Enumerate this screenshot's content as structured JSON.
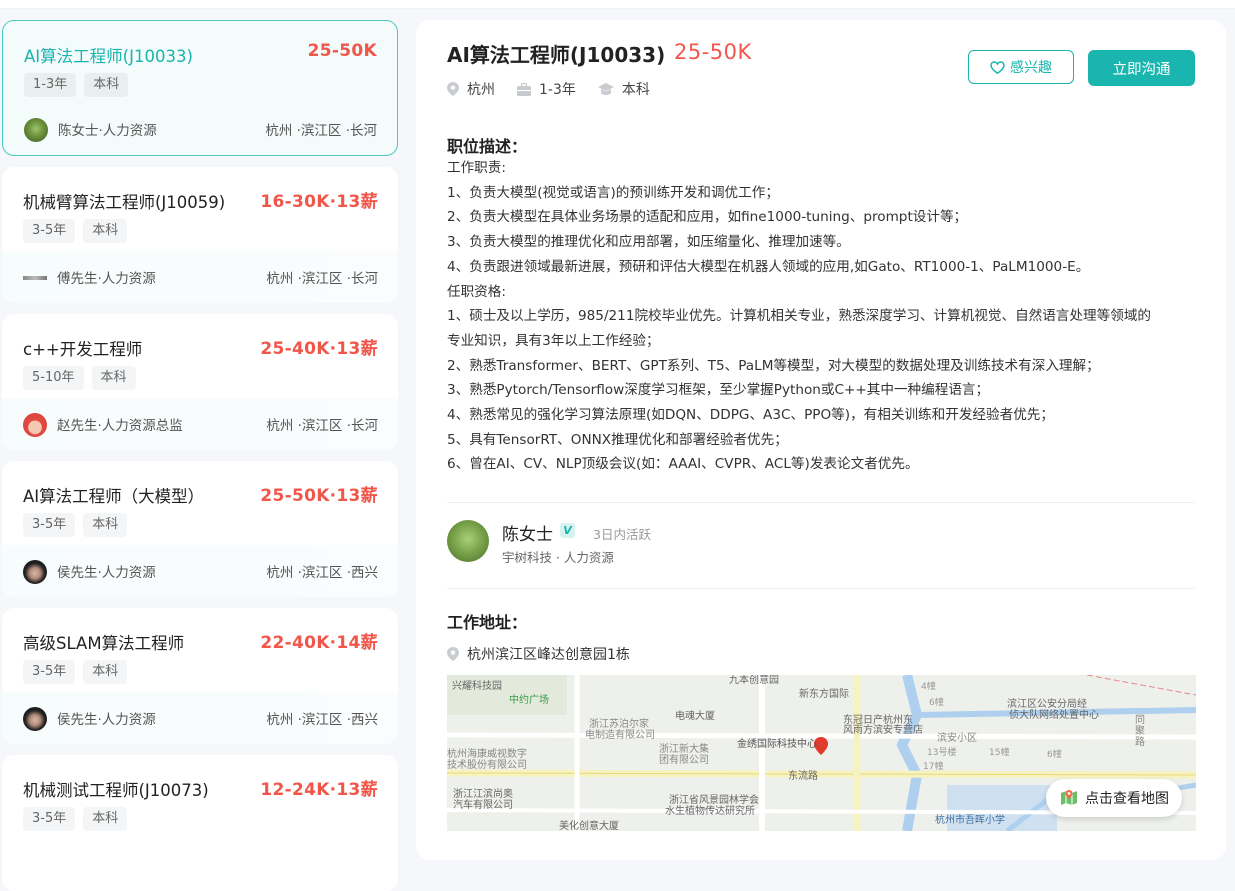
{
  "jobs": [
    {
      "title": "AI算法工程师(J10033)",
      "salary": "25-50K",
      "tags": [
        "1-3年",
        "本科"
      ],
      "recruiter": "陈女士·人力资源",
      "location": "杭州 ·滨江区 ·长河",
      "active": true
    },
    {
      "title": "机械臂算法工程师(J10059)",
      "salary": "16-30K·13薪",
      "tags": [
        "3-5年",
        "本科"
      ],
      "recruiter": "傅先生·人力资源",
      "location": "杭州 ·滨江区 ·长河"
    },
    {
      "title": "c++开发工程师",
      "salary": "25-40K·13薪",
      "tags": [
        "5-10年",
        "本科"
      ],
      "recruiter": "赵先生·人力资源总监",
      "location": "杭州 ·滨江区 ·长河"
    },
    {
      "title": "AI算法工程师（大模型）",
      "salary": "25-50K·13薪",
      "tags": [
        "3-5年",
        "本科"
      ],
      "recruiter": "侯先生·人力资源",
      "location": "杭州 ·滨江区 ·西兴"
    },
    {
      "title": "高级SLAM算法工程师",
      "salary": "22-40K·14薪",
      "tags": [
        "3-5年",
        "本科"
      ],
      "recruiter": "侯先生·人力资源",
      "location": "杭州 ·滨江区 ·西兴"
    },
    {
      "title": "机械测试工程师(J10073)",
      "salary": "12-24K·13薪",
      "tags": [
        "3-5年",
        "本科"
      ],
      "recruiter": "",
      "location": ""
    }
  ],
  "detail": {
    "title": "AI算法工程师(J10033)",
    "salary": "25-50K",
    "city": "杭州",
    "experience": "1-3年",
    "degree": "本科",
    "interest_label": "感兴趣",
    "chat_label": "立即沟通",
    "desc_heading": "职位描述：",
    "desc_lines": [
      "工作职责:",
      "1、负责大模型(视觉或语言)的预训练开发和调优工作；",
      "2、负责大模型在具体业务场景的适配和应用，如fine1000-tuning、prompt设计等；",
      "3、负责大模型的推理优化和应用部署，如压缩量化、推理加速等。",
      "4、负责跟进领域最新进展，预研和评估大模型在机器人领域的应用,如Gato、RT1000-1、PaLM1000-E。",
      "任职资格:",
      "1、硕士及以上学历，985/211院校毕业优先。计算机相关专业，熟悉深度学习、计算机视觉、自然语言处理等领域的",
      "专业知识，具有3年以上工作经验；",
      "2、熟悉Transformer、BERT、GPT系列、T5、PaLM等模型，对大模型的数据处理及训练技术有深入理解；",
      "3、熟悉Pytorch/Tensorflow深度学习框架，至少掌握Python或C++其中一种编程语言；",
      "4、熟悉常见的强化学习算法原理(如DQN、DDPG、A3C、PPO等)，有相关训练和开发经验者优先；",
      "5、具有TensorRT、ONNX推理优化和部署经验者优先；",
      "6、曾在AI、CV、NLP顶级会议(如：AAAI、CVPR、ACL等)发表论文者优先。"
    ],
    "boss_name": "陈女士",
    "boss_active": "3日内活跃",
    "boss_company": "宇树科技 · 人力资源",
    "address_heading": "工作地址：",
    "address": "杭州滨江区峰达创意园1栋",
    "map_button": "点击查看地图",
    "map_labels": [
      "兴耀科技园",
      "中约广场",
      "九本创意园",
      "新东方国际",
      "电魂大厦",
      "东冠日产杭州东",
      "风雨方滨安专营店",
      "滨江区公安分局经",
      "侦大队网络处置中心",
      "浙江苏泊尔家",
      "电制造有限公司",
      "浙江新大集",
      "团有限公司",
      "金绣国际科技中心",
      "滨安小区",
      "杭州海康威视数字",
      "技术股份有限公司",
      "东流路",
      "浙江江滨尚奥",
      "汽车有限公司",
      "浙江省风景园林学会",
      "水生植物传达研究所",
      "美化创意大厦",
      "杭州市吾晖小学",
      "同",
      "聚",
      "路",
      "4幢",
      "6幢",
      "13号楼",
      "15幢",
      "6幢",
      "17幢"
    ]
  },
  "colors": {
    "accent": "#19b5ae",
    "salary": "#f0564a"
  }
}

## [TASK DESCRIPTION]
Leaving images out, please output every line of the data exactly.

## [EXERCISE OUTPUT]
Enumerate this screenshot's content as structured JSON.
{
  "jobs": [
    {
      "title": "AI算法工程师(J10033)",
      "salary": "25-50K",
      "tags": [
        "1-3年",
        "本科"
      ],
      "recruiter": "陈女士·人力资源",
      "location": "杭州 ·滨江区 ·长河",
      "active": true
    },
    {
      "title": "机械臂算法工程师(J10059)",
      "salary": "16-30K·13薪",
      "tags": [
        "3-5年",
        "本科"
      ],
      "recruiter": "傅先生·人力资源",
      "location": "杭州 ·滨江区 ·长河"
    },
    {
      "title": "c++开发工程师",
      "salary": "25-40K·13薪",
      "tags": [
        "5-10年",
        "本科"
      ],
      "recruiter": "赵先生·人力资源总监",
      "location": "杭州 ·滨江区 ·长河"
    },
    {
      "title": "AI算法工程师（大模型）",
      "salary": "25-50K·13薪",
      "tags": [
        "3-5年",
        "本科"
      ],
      "recruiter": "侯先生·人力资源",
      "location": "杭州 ·滨江区 ·西兴"
    },
    {
      "title": "高级SLAM算法工程师",
      "salary": "22-40K·14薪",
      "tags": [
        "3-5年",
        "本科"
      ],
      "recruiter": "侯先生·人力资源",
      "location": "杭州 ·滨江区 ·西兴"
    },
    {
      "title": "机械测试工程师(J10073)",
      "salary": "12-24K·13薪",
      "tags": [
        "3-5年",
        "本科"
      ],
      "recruiter": "",
      "location": ""
    }
  ],
  "detail": {
    "title": "AI算法工程师(J10033)",
    "salary": "25-50K",
    "city": "杭州",
    "experience": "1-3年",
    "degree": "本科",
    "interest_label": "感兴趣",
    "chat_label": "立即沟通",
    "desc_heading": "职位描述：",
    "desc_lines": [
      "工作职责:",
      "1、负责大模型(视觉或语言)的预训练开发和调优工作；",
      "2、负责大模型在具体业务场景的适配和应用，如fine1000-tuning、prompt设计等；",
      "3、负责大模型的推理优化和应用部署，如压缩量化、推理加速等。",
      "4、负责跟进领域最新进展，预研和评估大模型在机器人领域的应用,如Gato、RT1000-1、PaLM1000-E。",
      "任职资格:",
      "1、硕士及以上学历，985/211院校毕业优先。计算机相关专业，熟悉深度学习、计算机视觉、自然语言处理等领域的",
      "专业知识，具有3年以上工作经验；",
      "2、熟悉Transformer、BERT、GPT系列、T5、PaLM等模型，对大模型的数据处理及训练技术有深入理解；",
      "3、熟悉Pytorch/Tensorflow深度学习框架，至少掌握Python或C++其中一种编程语言；",
      "4、熟悉常见的强化学习算法原理(如DQN、DDPG、A3C、PPO等)，有相关训练和开发经验者优先；",
      "5、具有TensorRT、ONNX推理优化和部署经验者优先；",
      "6、曾在AI、CV、NLP顶级会议(如：AAAI、CVPR、ACL等)发表论文者优先。"
    ],
    "boss_name": "陈女士",
    "boss_active": "3日内活跃",
    "boss_company": "宇树科技 · 人力资源",
    "address_heading": "工作地址：",
    "address": "杭州滨江区峰达创意园1栋",
    "map_button": "点击查看地图",
    "map_labels": [
      "兴耀科技园",
      "中约广场",
      "九本创意园",
      "新东方国际",
      "电魂大厦",
      "东冠日产杭州东",
      "风雨方滨安专营店",
      "滨江区公安分局经",
      "侦大队网络处置中心",
      "浙江苏泊尔家",
      "电制造有限公司",
      "浙江新大集",
      "团有限公司",
      "金绣国际科技中心",
      "滨安小区",
      "杭州海康威视数字",
      "技术股份有限公司",
      "东流路",
      "浙江江滨尚奥",
      "汽车有限公司",
      "浙江省风景园林学会",
      "水生植物传达研究所",
      "美化创意大厦",
      "杭州市吾晖小学",
      "同",
      "聚",
      "路",
      "4幢",
      "6幢",
      "13号楼",
      "15幢",
      "6幢",
      "17幢"
    ]
  },
  "colors": {
    "accent": "#19b5ae",
    "salary": "#f0564a"
  }
}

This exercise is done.